▶ _WHAT TO WORK ON_: All entries below need to be written out exactly, but without their pictures.

:::::

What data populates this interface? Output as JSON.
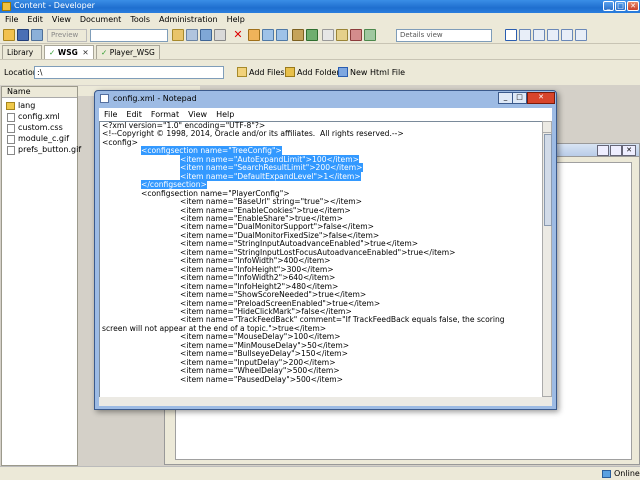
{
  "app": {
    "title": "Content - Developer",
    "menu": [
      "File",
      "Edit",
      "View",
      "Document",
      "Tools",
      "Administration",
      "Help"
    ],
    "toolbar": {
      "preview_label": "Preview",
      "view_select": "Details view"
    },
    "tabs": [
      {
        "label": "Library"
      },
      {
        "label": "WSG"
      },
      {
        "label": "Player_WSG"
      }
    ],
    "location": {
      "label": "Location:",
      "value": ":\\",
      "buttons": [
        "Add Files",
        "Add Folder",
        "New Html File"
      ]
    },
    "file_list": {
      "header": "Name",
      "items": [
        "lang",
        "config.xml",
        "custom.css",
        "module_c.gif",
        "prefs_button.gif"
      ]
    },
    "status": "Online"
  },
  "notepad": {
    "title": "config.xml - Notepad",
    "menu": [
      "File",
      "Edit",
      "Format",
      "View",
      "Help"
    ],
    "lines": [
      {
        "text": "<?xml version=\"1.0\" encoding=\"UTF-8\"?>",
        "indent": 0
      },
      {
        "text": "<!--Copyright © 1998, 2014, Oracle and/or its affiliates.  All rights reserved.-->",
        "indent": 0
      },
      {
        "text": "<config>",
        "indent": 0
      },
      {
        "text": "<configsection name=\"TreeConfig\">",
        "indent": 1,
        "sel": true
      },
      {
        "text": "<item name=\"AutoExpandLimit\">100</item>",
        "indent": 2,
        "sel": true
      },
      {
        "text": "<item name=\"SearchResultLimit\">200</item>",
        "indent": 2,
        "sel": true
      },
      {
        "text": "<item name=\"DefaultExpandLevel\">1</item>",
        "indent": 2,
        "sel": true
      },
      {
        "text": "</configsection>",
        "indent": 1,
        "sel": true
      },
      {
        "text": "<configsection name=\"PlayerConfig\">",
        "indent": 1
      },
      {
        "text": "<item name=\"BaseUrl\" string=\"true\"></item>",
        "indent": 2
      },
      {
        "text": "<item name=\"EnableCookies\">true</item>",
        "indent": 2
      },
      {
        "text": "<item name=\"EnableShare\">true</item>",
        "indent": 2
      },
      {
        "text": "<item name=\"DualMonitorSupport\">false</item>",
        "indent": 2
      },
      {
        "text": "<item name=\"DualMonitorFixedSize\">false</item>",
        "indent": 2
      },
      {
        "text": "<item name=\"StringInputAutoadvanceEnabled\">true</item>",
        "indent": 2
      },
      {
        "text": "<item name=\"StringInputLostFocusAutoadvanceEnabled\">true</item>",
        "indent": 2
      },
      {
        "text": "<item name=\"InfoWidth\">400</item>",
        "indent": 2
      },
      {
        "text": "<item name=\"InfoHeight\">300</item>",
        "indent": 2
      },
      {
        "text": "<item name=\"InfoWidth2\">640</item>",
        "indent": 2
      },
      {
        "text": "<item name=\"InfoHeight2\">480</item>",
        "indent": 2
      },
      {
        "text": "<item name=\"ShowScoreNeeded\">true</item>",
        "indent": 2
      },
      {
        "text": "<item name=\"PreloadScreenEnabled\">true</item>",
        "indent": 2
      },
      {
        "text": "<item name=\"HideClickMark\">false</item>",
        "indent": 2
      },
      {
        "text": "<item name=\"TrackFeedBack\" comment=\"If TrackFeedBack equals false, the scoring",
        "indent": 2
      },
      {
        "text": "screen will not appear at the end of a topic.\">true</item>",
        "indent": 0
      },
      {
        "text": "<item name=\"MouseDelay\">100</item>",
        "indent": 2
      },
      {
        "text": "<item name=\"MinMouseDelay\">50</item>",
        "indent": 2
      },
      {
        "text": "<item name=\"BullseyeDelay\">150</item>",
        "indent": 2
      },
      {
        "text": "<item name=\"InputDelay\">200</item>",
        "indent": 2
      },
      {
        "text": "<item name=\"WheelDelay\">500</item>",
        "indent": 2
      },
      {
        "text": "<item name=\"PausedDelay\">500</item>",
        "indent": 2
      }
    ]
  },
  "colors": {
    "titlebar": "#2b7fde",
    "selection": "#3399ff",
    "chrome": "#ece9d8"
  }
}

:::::

▶ _RESPONSE AREA_:
What data populates this interface? Output as JSON.
{
  "app": {
    "title": "Content - Developer",
    "menu": [
      "File",
      "Edit",
      "View",
      "Document",
      "Tools",
      "Administration",
      "Help"
    ],
    "toolbar": {
      "preview_label": "Preview",
      "view_select": "Details view"
    },
    "tabs": [
      {
        "label": "Library"
      },
      {
        "label": "WSG"
      },
      {
        "label": "Player_WSG"
      }
    ],
    "location": {
      "label": "Location:",
      "value": ":\\",
      "buttons": [
        "Add Files",
        "Add Folder",
        "New Html File"
      ]
    },
    "file_list": {
      "header": "Name",
      "items": [
        "lang",
        "config.xml",
        "custom.css",
        "module_c.gif",
        "prefs_button.gif"
      ]
    },
    "status": "Online"
  },
  "notepad": {
    "title": "config.xml - Notepad",
    "menu": [
      "File",
      "Edit",
      "Format",
      "View",
      "Help"
    ],
    "lines": [
      {
        "text": "<?xml version=\"1.0\" encoding=\"UTF-8\"?>",
        "indent": 0
      },
      {
        "text": "<!--Copyright © 1998, 2014, Oracle and/or its affiliates.  All rights reserved.-->",
        "indent": 0
      },
      {
        "text": "<config>",
        "indent": 0
      },
      {
        "text": "<configsection name=\"TreeConfig\">",
        "indent": 1,
        "sel": true
      },
      {
        "text": "<item name=\"AutoExpandLimit\">100</item>",
        "indent": 2,
        "sel": true
      },
      {
        "text": "<item name=\"SearchResultLimit\">200</item>",
        "indent": 2,
        "sel": true
      },
      {
        "text": "<item name=\"DefaultExpandLevel\">1</item>",
        "indent": 2,
        "sel": true
      },
      {
        "text": "</configsection>",
        "indent": 1,
        "sel": true
      },
      {
        "text": "<configsection name=\"PlayerConfig\">",
        "indent": 1
      },
      {
        "text": "<item name=\"BaseUrl\" string=\"true\"></item>",
        "indent": 2
      },
      {
        "text": "<item name=\"EnableCookies\">true</item>",
        "indent": 2
      },
      {
        "text": "<item name=\"EnableShare\">true</item>",
        "indent": 2
      },
      {
        "text": "<item name=\"DualMonitorSupport\">false</item>",
        "indent": 2
      },
      {
        "text": "<item name=\"DualMonitorFixedSize\">false</item>",
        "indent": 2
      },
      {
        "text": "<item name=\"StringInputAutoadvanceEnabled\">true</item>",
        "indent": 2
      },
      {
        "text": "<item name=\"StringInputLostFocusAutoadvanceEnabled\">true</item>",
        "indent": 2
      },
      {
        "text": "<item name=\"InfoWidth\">400</item>",
        "indent": 2
      },
      {
        "text": "<item name=\"InfoHeight\">300</item>",
        "indent": 2
      },
      {
        "text": "<item name=\"InfoWidth2\">640</item>",
        "indent": 2
      },
      {
        "text": "<item name=\"InfoHeight2\">480</item>",
        "indent": 2
      },
      {
        "text": "<item name=\"ShowScoreNeeded\">true</item>",
        "indent": 2
      },
      {
        "text": "<item name=\"PreloadScreenEnabled\">true</item>",
        "indent": 2
      },
      {
        "text": "<item name=\"HideClickMark\">false</item>",
        "indent": 2
      },
      {
        "text": "<item name=\"TrackFeedBack\" comment=\"If TrackFeedBack equals false, the scoring",
        "indent": 2
      },
      {
        "text": "screen will not appear at the end of a topic.\">true</item>",
        "indent": 0
      },
      {
        "text": "<item name=\"MouseDelay\">100</item>",
        "indent": 2
      },
      {
        "text": "<item name=\"MinMouseDelay\">50</item>",
        "indent": 2
      },
      {
        "text": "<item name=\"BullseyeDelay\">150</item>",
        "indent": 2
      },
      {
        "text": "<item name=\"InputDelay\">200</item>",
        "indent": 2
      },
      {
        "text": "<item name=\"WheelDelay\">500</item>",
        "indent": 2
      },
      {
        "text": "<item name=\"PausedDelay\">500</item>",
        "indent": 2
      }
    ]
  },
  "colors": {
    "titlebar": "#2b7fde",
    "selection": "#3399ff",
    "chrome": "#ece9d8"
  }
}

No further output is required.